There is also a pedal board (not shown on the main photograph but shown in the second photograph). This is, in effect, the lower half of a manual but made of larger pieces of wood to be played using the feet. Most organs now have a concave shape to the pedal board to make it easier for the feet to move around. The organist uses both feet as necessary and can play using either their heel or toe.
It will be noted that there are other ‘bits’ on the organ console. Under each manual there is a series of white buttons. These are called ‘thumb pistons’ because they are most easily operated with the thumb whilst playing. These are replicated by the studs above the pedal board (called toe pistons). Their function is to activate pre-set combinations of stops, thus allowing the organist to quickly change the settings. Other buttons allow connections to be made between each of the manuals and pedals, so that notes played on one are also sound on the coupled manual.
Finally, below the manuals, in this organ there are three larger tilting pedals. The two on the left are ‘swell pedals’ used to open or close louvre shutters which enclose some of the organ pipes. This is a way for the volume of sound to be increased or decreased by the organist whilst playing. The right hand of the three (shining in the photograph) is a general crescendo pedal; using it adds or subtracts stops to increase or decrease the overall volume. In the centre, above the top manual, there are indicators to show the positions of the swell and crescendo pedals.
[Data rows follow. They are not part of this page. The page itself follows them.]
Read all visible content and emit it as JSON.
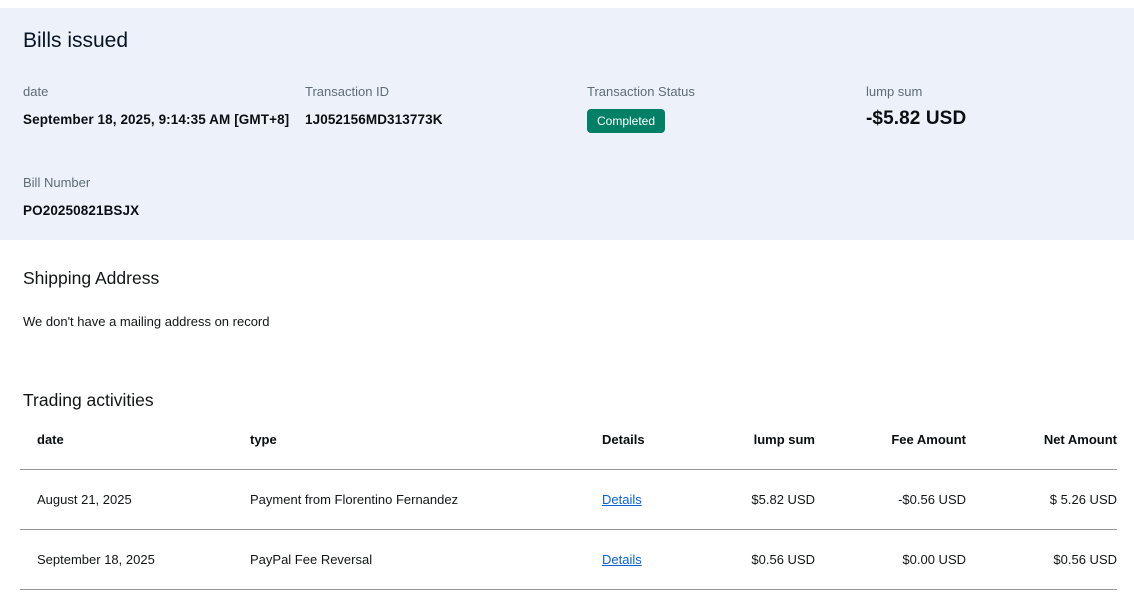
{
  "header": {
    "title": "Bills issued",
    "date": {
      "label": "date",
      "value": "September 18, 2025, 9:14:35 AM [GMT+8]"
    },
    "transaction_id": {
      "label": "Transaction ID",
      "value": "1J052156MD313773K"
    },
    "transaction_status": {
      "label": "Transaction Status",
      "badge": "Completed"
    },
    "lump_sum": {
      "label": "lump sum",
      "value": "-$5.82 USD"
    },
    "bill_number": {
      "label": "Bill Number",
      "value": "PO20250821BSJX"
    }
  },
  "shipping": {
    "title": "Shipping Address",
    "message": "We don't have a mailing address on record"
  },
  "activities": {
    "title": "Trading activities",
    "columns": [
      "date",
      "type",
      "Details",
      "lump sum",
      "Fee Amount",
      "Net Amount"
    ],
    "rows": [
      {
        "date": "August 21, 2025",
        "type": "Payment from Florentino Fernandez",
        "details_label": "Details",
        "lump_sum": "$5.82 USD",
        "fee_amount": "-$0.56 USD",
        "net_amount": "$ 5.26 USD"
      },
      {
        "date": "September 18, 2025",
        "type": "PayPal Fee Reversal",
        "details_label": "Details",
        "lump_sum": "$0.56 USD",
        "fee_amount": "$0.00 USD",
        "net_amount": "$0.56 USD"
      }
    ]
  },
  "colors": {
    "panel_background": "#edf1f9",
    "status_green": "#018065",
    "link_blue": "#0c62d6",
    "divider_gray": "#949699"
  }
}
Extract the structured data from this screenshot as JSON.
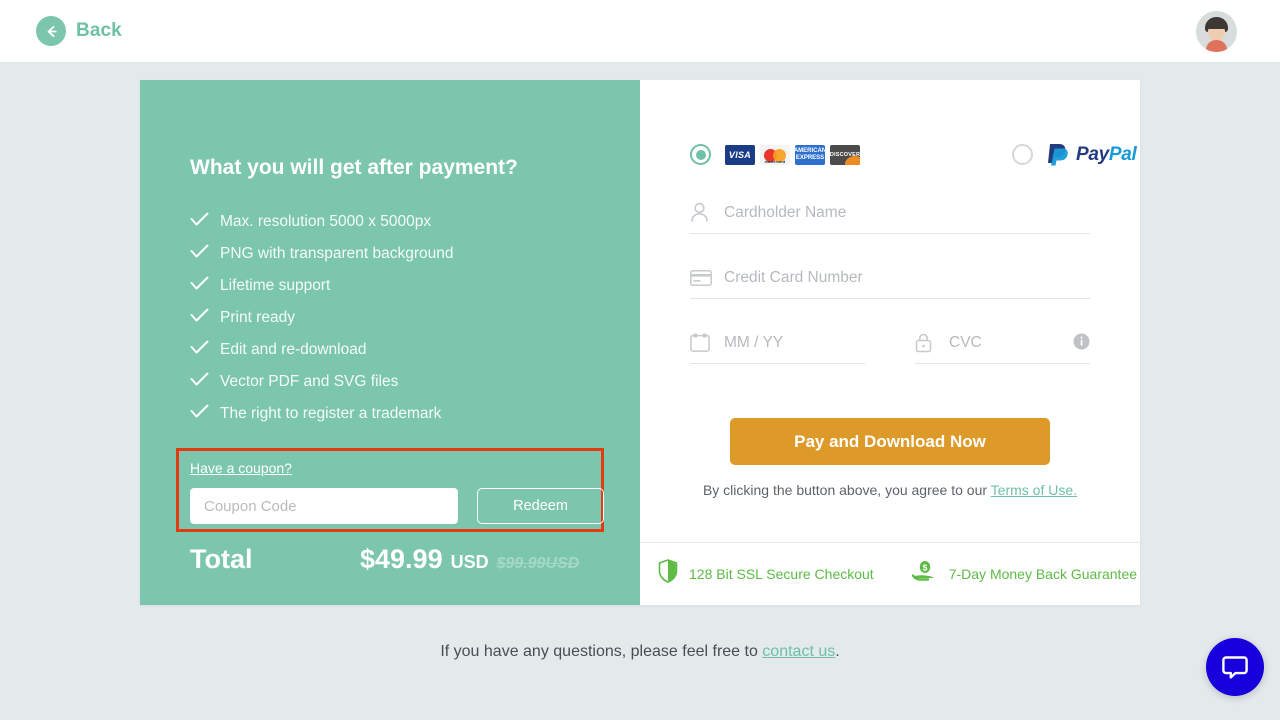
{
  "header": {
    "back_label": "Back",
    "avatar_name": "user-avatar"
  },
  "offer": {
    "title": "What you will get after payment?",
    "features": [
      "Max. resolution 5000 x 5000px",
      "PNG with transparent background",
      "Lifetime support",
      "Print ready",
      "Edit and re-download",
      "Vector PDF and SVG files",
      "The right to register a trademark"
    ],
    "coupon": {
      "link_label": "Have a coupon?",
      "input_value": "",
      "input_placeholder": "Coupon Code",
      "redeem_label": "Redeem",
      "highlight_color": "#e23b11"
    },
    "total": {
      "label": "Total",
      "price": "$49.99",
      "currency": "USD",
      "old_price": "$99.99USD"
    },
    "panel_color": "#7cc6ad"
  },
  "payment": {
    "methods": [
      {
        "id": "card",
        "selected": true,
        "logos": [
          "VISA",
          "mastercard",
          "AMERICAN EXPRESS",
          "DISCOVER"
        ]
      },
      {
        "id": "paypal",
        "selected": false,
        "brand_pay": "Pay",
        "brand_pal": "Pal"
      }
    ],
    "fields": {
      "cardholder": {
        "value": "",
        "placeholder": "Cardholder Name"
      },
      "number": {
        "value": "",
        "placeholder": "Credit Card Number"
      },
      "expiry": {
        "value": "",
        "placeholder": "MM / YY"
      },
      "cvc": {
        "value": "",
        "placeholder": "CVC"
      }
    },
    "submit_label": "Pay and Download Now",
    "submit_color": "#dd9a28",
    "terms_prefix": "By clicking the button above, you agree to our ",
    "terms_link": "Terms of Use.",
    "badges": [
      {
        "text": "128 Bit SSL Secure Checkout",
        "icon": "shield-icon"
      },
      {
        "text": "7-Day Money Back Guarantee",
        "icon": "money-back-icon"
      }
    ],
    "badge_color": "#5dbb46"
  },
  "footer": {
    "text_prefix": "If you have any questions, please feel free to ",
    "link": "contact us",
    "text_suffix": "."
  },
  "chat": {
    "widget_color": "#1800dd"
  }
}
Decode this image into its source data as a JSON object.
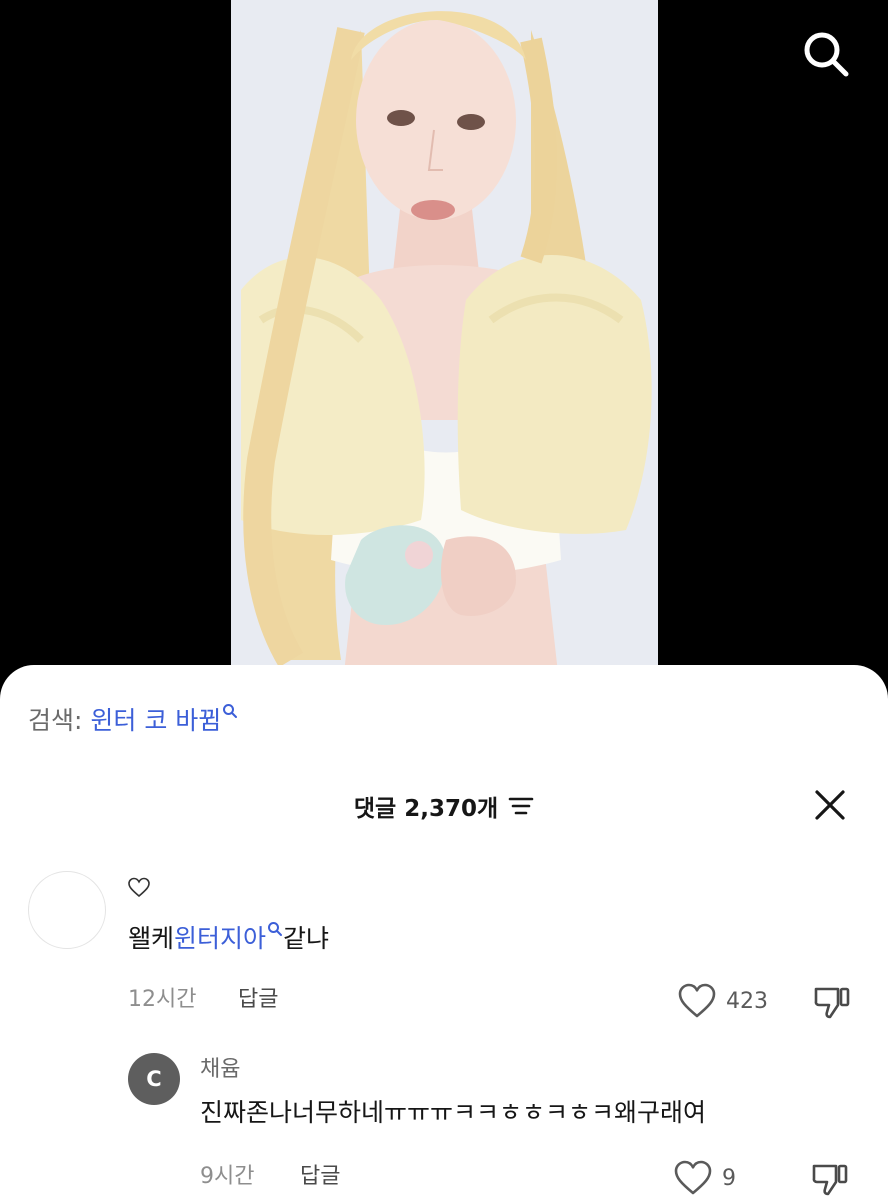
{
  "video": {
    "search_icon": "search-icon"
  },
  "search_suggestion": {
    "prefix": "검색: ",
    "term": "윈터 코 바뀜",
    "icon": "mini-search-icon"
  },
  "comments_header": {
    "title": "댓글 2,370개",
    "sort_icon": "sort-icon",
    "close_icon": "close-icon"
  },
  "comments": [
    {
      "text_before": "왤케",
      "keyword": "윈터지아",
      "text_after": "같냐",
      "time": "12시간",
      "reply_label": "답글",
      "likes": "423",
      "heart_icon": "heart-outline-icon",
      "dislike_icon": "thumbs-down-icon"
    }
  ],
  "replies": [
    {
      "avatar_letter": "C",
      "author": "채윰",
      "text": "진짜존나너무하네ㅠㅠㅠㅋㅋㅎㅎㅋㅎㅋ왜구래여",
      "time": "9시간",
      "reply_label": "답글",
      "likes": "9",
      "avatar_color": "#5e5e5e"
    }
  ],
  "colors": {
    "keyword": "#3c5fd8",
    "sheet_bg": "#ffffff",
    "video_bg": "#000000"
  }
}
The last photograph shows what most people think of as ‘the organ’ where the pipes are. The pipes which are seen in this case are dummies. All the actual pipes are behind the dummies, enclosed in the louvered shutters.